> [What the task asks]:
Pull every line with "link" from the data below and copy it.

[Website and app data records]
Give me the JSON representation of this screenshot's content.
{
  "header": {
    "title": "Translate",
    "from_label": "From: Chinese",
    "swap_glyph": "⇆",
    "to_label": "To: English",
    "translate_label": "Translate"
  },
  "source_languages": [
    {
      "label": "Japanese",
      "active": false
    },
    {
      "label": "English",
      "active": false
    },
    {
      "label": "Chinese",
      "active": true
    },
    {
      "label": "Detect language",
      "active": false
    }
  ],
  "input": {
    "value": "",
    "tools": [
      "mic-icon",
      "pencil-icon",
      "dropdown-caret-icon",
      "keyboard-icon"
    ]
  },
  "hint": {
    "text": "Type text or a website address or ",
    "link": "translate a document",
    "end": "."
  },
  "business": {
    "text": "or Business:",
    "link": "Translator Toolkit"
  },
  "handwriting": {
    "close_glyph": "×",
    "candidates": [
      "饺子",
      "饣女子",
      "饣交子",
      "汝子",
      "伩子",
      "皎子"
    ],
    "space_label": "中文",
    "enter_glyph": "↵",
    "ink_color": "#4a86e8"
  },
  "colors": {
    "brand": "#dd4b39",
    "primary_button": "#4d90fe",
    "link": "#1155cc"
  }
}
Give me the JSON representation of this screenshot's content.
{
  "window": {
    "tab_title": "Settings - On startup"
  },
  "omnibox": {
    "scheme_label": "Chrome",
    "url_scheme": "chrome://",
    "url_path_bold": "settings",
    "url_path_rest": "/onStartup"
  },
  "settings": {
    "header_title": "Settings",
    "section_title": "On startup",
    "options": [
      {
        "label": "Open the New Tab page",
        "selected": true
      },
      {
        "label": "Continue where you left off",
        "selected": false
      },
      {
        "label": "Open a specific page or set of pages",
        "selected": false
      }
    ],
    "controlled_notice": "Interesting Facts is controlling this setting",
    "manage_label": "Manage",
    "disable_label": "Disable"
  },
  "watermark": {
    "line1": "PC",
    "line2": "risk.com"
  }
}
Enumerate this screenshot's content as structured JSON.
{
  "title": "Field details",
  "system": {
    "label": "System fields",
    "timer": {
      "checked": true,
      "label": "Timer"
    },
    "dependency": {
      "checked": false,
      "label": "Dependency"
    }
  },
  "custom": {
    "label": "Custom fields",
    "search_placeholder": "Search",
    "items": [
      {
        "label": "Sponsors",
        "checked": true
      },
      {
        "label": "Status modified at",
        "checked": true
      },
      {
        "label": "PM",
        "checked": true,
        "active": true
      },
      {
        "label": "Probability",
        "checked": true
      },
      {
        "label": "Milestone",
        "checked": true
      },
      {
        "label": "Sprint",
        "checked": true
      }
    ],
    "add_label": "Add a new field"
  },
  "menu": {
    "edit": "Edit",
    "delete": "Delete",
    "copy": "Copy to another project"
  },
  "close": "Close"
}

> [Response to the exercise]:
    "link": "translate a document",
    "link": "Translator Toolkit"
    "link": "#1155cc"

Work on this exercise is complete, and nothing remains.